Goodness of fit: Who gets along with whom?
Whether the nature-nurture interaction results in positive or negative change depends on a concept called goodness of fit. This concept describes the quality and quantity of agreement between the person (characteristics, capacity and behavioral style) and the environment (expectations, demands, receptiveness and responsiveness). People constantly influence their environments as much as environments constantly influence people.
It takes all kinds: The different faces of temperament
Sandee McClowry, Ph.D., studies temperament in children so that she can show parents and teachers ways to effectively interact with them based on their individual temperaments. She also has developed temperament-based interventions to build positive environments at home and at school.
Rating students on behavioral patterns such as negative reactions, task persistence, level of shyness and physical activity helps clinicians determine what type of temperament they have. There are “high-maintenance” types, who tend to react negatively and are hyperactive, for example. “Industrious” types tend to react more positively to things and are persistent when performing tasks. Other types include “social/eager,” “cautious/slow to warm up” and mixed types.

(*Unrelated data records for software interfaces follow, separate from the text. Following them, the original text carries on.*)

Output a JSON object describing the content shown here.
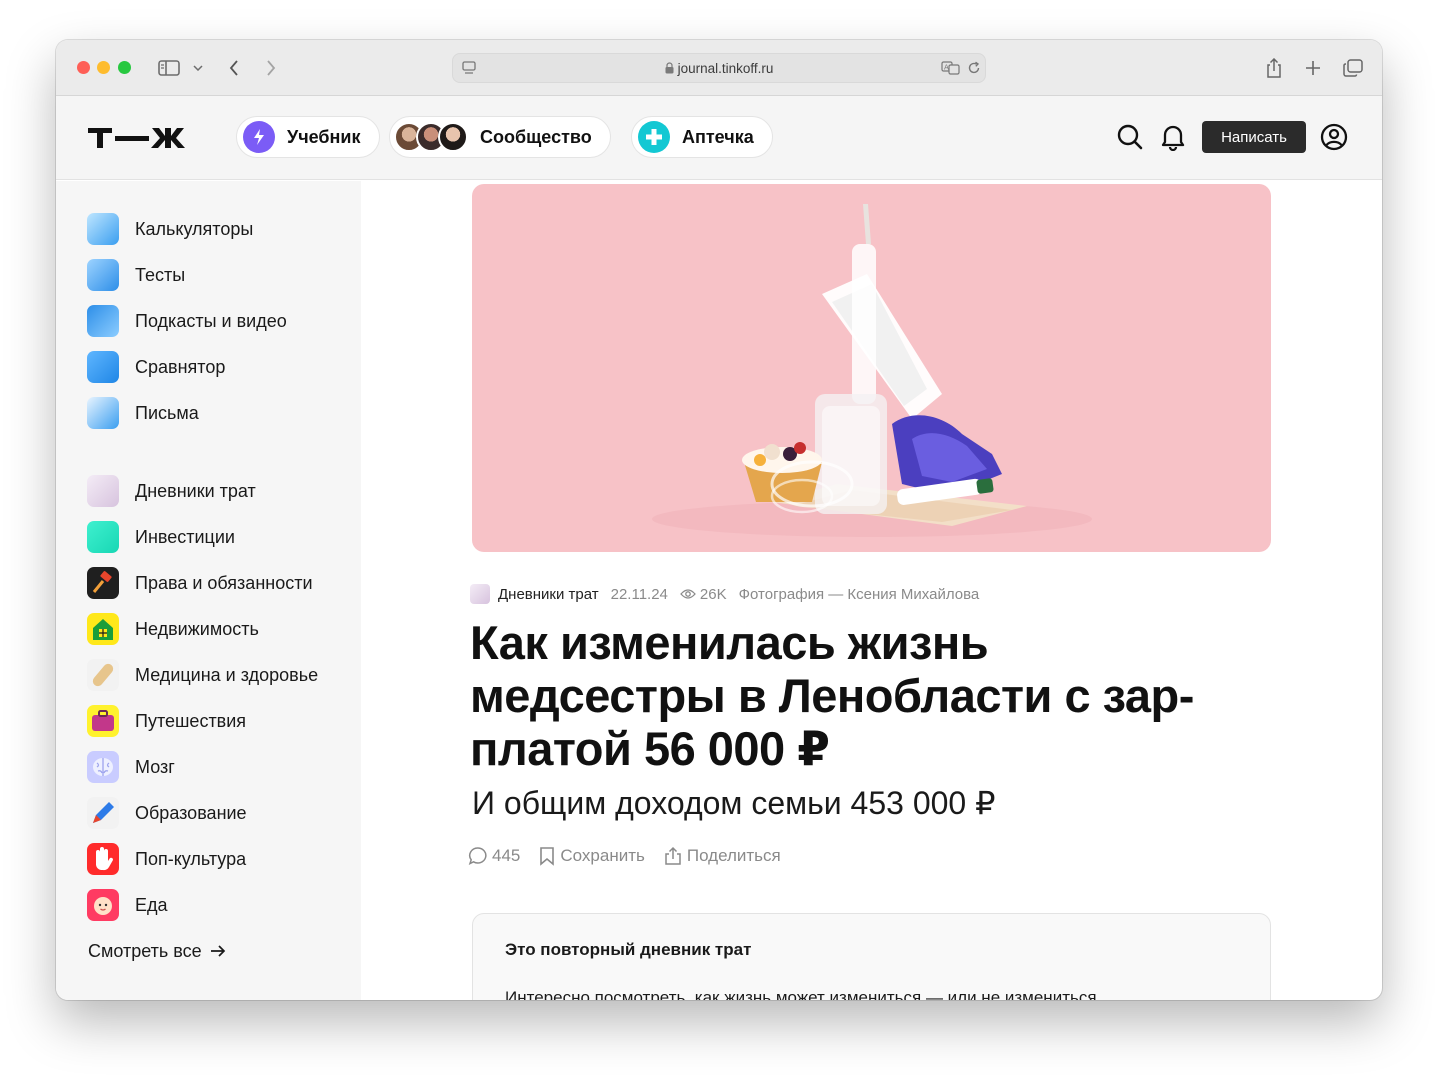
{
  "browser": {
    "url": "journal.tinkoff.ru"
  },
  "header": {
    "logo_text": "Т—Ж",
    "pills": [
      {
        "label": "Учебник"
      },
      {
        "label": "Сообщество"
      },
      {
        "label": "Аптечка"
      }
    ],
    "write_label": "Написать"
  },
  "sidebar": {
    "tools": [
      {
        "label": "Калькуляторы",
        "icon": "calculator-icon",
        "color": "#3aa0f0"
      },
      {
        "label": "Тесты",
        "icon": "gamepad-icon",
        "color": "#3aa0f0"
      },
      {
        "label": "Подкасты и видео",
        "icon": "play-icon",
        "color": "#3aa0f0"
      },
      {
        "label": "Сравнятор",
        "icon": "compare-icon",
        "color": "#3aa0f0"
      },
      {
        "label": "Письма",
        "icon": "letter-icon",
        "color": "#3aa0f0"
      }
    ],
    "topics": [
      {
        "label": "Дневники трат",
        "icon": "diary-icon",
        "color": "#efe4f2"
      },
      {
        "label": "Инвестиции",
        "icon": "investments-icon",
        "color": "#2ee6c4"
      },
      {
        "label": "Права и обязанности",
        "icon": "gavel-icon",
        "color": "#1f1f1f"
      },
      {
        "label": "Недвижимость",
        "icon": "house-icon",
        "color": "#ffe81a"
      },
      {
        "label": "Медицина и здоровье",
        "icon": "bandage-icon",
        "color": "#f2f2f2"
      },
      {
        "label": "Путешествия",
        "icon": "suitcase-icon",
        "color": "#fff22e"
      },
      {
        "label": "Мозг",
        "icon": "brain-icon",
        "color": "#c9ccff"
      },
      {
        "label": "Образование",
        "icon": "pen-icon",
        "color": "#f2f2f2"
      },
      {
        "label": "Поп-культура",
        "icon": "hand-icon",
        "color": "#ff2b2b"
      },
      {
        "label": "Еда",
        "icon": "baby-icon",
        "color": "#ff3b62"
      }
    ],
    "see_all": "Смотреть все"
  },
  "article": {
    "category": "Дневники трат",
    "date": "22.11.24",
    "views": "26K",
    "photo_credit": "Фотография — Ксения Михайлова",
    "title": "Как изменилась жизнь медсестры в Ленобласти с зар­платой 56 000 ₽",
    "subtitle": "И общим доходом семьи 453 000 ₽",
    "comments": "445",
    "save_label": "Сохранить",
    "share_label": "Поделиться",
    "note_title": "Это повторный дневник трат",
    "note_text": "Интересно посмотреть, как жизнь может измениться — или не измениться"
  },
  "colors": {
    "hero_bg": "#f7c2c7",
    "accent_purple": "#7b5cf6",
    "accent_teal": "#13c8d3"
  }
}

While each temperament type has challenges, each also has incredible strengths. By recognizing all students’ individual temperaments, parents and teachers can acknowledge and support their strengths and avoid unnecessary conflict.

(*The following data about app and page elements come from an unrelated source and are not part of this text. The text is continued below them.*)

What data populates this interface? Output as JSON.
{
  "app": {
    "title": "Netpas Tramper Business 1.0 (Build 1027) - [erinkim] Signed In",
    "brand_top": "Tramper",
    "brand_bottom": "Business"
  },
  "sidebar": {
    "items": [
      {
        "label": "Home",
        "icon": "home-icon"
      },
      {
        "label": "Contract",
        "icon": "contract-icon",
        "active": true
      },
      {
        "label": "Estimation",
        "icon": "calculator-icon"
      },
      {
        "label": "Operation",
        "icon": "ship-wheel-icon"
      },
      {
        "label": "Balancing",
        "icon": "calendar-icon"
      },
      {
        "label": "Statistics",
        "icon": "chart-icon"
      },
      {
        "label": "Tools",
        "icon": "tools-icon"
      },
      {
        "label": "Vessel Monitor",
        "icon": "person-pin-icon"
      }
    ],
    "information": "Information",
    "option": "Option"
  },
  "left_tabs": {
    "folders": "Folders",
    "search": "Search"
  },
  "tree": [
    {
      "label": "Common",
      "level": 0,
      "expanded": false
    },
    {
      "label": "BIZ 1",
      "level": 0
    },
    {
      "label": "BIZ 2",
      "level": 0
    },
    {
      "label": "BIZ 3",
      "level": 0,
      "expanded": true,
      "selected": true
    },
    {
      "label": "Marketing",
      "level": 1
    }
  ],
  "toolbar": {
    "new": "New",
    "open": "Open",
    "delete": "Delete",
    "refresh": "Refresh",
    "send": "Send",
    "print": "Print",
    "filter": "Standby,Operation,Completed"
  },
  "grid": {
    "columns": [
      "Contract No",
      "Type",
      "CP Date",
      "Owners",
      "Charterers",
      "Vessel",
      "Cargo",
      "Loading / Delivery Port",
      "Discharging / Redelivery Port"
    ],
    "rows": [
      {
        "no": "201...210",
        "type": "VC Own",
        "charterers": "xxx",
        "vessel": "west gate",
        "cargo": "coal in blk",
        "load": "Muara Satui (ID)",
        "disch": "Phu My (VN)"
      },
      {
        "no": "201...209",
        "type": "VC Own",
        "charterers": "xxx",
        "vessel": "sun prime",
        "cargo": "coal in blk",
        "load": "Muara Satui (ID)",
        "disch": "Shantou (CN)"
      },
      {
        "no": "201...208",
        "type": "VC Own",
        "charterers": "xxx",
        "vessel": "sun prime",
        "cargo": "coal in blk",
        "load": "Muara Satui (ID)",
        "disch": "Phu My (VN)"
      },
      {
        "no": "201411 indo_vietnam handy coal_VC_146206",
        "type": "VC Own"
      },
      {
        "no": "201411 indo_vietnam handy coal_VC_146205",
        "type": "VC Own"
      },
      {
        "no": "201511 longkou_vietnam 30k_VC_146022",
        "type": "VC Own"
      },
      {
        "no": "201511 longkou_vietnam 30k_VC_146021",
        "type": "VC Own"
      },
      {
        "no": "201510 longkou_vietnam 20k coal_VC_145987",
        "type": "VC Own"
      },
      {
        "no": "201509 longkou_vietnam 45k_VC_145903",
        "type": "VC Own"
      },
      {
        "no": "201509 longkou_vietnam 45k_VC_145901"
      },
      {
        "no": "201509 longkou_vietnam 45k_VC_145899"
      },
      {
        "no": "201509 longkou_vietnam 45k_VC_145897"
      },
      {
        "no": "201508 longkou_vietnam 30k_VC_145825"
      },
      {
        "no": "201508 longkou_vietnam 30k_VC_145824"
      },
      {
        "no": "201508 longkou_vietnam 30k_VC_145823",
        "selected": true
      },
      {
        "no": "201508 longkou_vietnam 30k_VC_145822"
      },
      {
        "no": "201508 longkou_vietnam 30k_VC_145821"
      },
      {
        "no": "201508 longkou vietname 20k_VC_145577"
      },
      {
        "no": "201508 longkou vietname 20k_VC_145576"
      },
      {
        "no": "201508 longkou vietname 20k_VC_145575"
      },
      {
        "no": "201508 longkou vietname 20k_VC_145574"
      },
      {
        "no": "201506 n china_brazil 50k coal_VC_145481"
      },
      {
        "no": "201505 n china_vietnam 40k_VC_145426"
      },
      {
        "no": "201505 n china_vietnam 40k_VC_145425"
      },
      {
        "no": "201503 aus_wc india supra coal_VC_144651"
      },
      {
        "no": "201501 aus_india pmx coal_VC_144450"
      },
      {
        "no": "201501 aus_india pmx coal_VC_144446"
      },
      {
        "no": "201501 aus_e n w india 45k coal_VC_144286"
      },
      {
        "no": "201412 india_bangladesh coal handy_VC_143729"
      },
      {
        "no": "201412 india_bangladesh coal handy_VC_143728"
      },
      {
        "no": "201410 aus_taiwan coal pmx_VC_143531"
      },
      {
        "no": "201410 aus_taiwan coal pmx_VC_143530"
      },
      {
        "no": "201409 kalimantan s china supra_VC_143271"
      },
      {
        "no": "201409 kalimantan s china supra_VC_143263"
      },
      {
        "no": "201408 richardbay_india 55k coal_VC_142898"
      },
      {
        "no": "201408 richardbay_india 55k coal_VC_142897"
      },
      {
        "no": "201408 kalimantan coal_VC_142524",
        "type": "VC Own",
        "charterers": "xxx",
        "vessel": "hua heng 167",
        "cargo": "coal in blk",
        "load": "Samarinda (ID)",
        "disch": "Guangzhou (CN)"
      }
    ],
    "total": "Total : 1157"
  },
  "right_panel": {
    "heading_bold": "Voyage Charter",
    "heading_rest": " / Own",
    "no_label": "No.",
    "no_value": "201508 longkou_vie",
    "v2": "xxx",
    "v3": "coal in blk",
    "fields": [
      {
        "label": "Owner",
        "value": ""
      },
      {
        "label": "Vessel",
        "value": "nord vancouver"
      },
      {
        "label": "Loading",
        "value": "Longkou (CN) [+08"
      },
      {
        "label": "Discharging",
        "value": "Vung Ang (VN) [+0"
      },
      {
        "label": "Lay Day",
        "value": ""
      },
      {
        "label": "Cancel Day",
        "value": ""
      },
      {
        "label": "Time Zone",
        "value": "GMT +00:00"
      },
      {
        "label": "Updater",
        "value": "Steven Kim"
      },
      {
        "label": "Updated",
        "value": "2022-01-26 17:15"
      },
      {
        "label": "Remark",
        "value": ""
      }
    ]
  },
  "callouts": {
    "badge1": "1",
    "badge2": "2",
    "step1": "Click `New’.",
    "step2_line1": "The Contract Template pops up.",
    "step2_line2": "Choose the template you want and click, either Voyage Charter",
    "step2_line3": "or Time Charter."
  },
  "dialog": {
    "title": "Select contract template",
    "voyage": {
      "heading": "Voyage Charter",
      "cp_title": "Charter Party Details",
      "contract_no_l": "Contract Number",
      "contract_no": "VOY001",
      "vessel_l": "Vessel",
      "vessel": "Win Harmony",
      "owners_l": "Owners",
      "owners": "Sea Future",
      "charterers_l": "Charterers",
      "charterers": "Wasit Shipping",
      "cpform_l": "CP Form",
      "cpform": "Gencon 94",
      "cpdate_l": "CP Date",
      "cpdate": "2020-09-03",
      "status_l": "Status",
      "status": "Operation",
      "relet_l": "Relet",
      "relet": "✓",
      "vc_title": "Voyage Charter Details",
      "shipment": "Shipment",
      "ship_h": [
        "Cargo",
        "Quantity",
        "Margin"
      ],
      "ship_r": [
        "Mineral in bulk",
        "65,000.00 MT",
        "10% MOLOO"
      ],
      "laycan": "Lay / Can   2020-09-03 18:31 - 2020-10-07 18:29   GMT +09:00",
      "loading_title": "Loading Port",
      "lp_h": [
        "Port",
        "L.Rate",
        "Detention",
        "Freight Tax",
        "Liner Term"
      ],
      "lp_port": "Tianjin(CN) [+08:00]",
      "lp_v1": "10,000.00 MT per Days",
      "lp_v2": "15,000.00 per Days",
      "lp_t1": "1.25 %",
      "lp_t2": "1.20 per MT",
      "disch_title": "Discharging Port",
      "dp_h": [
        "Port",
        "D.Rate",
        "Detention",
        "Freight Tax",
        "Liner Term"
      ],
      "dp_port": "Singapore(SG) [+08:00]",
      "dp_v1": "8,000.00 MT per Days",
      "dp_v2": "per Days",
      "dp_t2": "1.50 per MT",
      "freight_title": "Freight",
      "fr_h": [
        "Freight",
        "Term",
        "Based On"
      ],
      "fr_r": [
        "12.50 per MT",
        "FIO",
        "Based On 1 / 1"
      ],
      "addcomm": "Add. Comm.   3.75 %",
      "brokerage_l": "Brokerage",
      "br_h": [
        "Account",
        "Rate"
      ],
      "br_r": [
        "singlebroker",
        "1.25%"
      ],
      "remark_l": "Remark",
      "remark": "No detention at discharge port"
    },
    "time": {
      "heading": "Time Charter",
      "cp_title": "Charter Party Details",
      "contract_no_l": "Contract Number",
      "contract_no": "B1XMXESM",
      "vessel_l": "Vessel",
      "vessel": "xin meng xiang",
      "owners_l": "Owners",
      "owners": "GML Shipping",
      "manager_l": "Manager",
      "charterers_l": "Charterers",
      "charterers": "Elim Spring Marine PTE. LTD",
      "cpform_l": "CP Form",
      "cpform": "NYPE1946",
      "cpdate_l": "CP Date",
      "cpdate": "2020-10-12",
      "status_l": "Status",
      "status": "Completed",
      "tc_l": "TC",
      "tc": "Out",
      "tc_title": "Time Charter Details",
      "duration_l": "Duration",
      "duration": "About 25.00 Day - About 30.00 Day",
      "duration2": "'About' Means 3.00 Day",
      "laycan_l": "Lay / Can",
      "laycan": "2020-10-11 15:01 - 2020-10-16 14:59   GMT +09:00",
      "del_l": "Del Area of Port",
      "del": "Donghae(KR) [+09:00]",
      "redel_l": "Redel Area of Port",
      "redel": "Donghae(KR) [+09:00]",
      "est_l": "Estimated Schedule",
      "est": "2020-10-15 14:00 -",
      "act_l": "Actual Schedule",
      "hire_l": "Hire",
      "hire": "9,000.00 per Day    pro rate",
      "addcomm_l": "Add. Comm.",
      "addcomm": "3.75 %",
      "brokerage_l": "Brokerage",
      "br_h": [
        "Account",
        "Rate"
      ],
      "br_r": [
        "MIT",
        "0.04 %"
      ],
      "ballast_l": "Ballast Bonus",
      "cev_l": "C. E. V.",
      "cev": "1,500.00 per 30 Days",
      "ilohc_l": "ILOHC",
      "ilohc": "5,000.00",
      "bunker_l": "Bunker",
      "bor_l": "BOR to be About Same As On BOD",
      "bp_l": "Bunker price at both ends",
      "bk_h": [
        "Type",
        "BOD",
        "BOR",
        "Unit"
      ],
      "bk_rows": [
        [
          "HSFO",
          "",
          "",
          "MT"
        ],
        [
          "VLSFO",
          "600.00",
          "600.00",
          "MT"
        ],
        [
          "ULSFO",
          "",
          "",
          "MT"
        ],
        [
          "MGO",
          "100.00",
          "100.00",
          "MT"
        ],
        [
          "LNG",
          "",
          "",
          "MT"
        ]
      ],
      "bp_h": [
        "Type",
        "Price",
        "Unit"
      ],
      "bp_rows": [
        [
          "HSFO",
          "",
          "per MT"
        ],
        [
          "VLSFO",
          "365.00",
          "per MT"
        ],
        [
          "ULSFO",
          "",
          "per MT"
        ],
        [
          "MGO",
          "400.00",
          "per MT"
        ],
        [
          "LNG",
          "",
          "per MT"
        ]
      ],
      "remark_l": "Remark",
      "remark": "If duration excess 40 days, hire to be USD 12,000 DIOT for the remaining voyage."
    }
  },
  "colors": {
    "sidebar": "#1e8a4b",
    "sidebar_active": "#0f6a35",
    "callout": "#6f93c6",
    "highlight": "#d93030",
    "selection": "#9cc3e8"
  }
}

Putting it all together: What to expect
Understanding temperament is valuable for gaining insight into how people interact with their environments and each other. This series will provide a foundational framework for anyone who is interested in learning about human nature, interactions and how to build a positive environment that brings out the best in everyone.
While personalities may change slowly over time, sudden changes are not typical and usually occur as a result of substance abuse, underlying illness or a traumatic experience. It is extremely important to determine whether a problem exists so that appropriate actions can be taken to ensure safety and well-being. When substance use or suicidal ideation is suspected, seek help immediately.
Sovereign Health Rancho San Diego treats adolescents with mental health disorders, substance use disorders and dual diagnosis. In addition, our adolescent program treats 12- to 17-year-old girls with eating disorders. Our programs integrate state-of-the-art neurocognitive treatments with alternative approaches like experiential therapies. Experiential therapies help foster creative expression and help heal the spirit. To learn more about our specialized programs at Sovereign Health, please call our 24/7 helpline.
About the author
Dana Connolly, Ph.D., is a senior staff writer for the Sovereign Health Group, where she translates current research into practical information. She earned her Ph.D. in research and theory development from New York University and has decades of experience in clinical care, medical research and health education. The Sovereign Health Group is a health information resource and Dr. Connolly helps to ensure excellence in our model. For more information and other inquiries about this article, contact the author at firstname.lastname@example.org.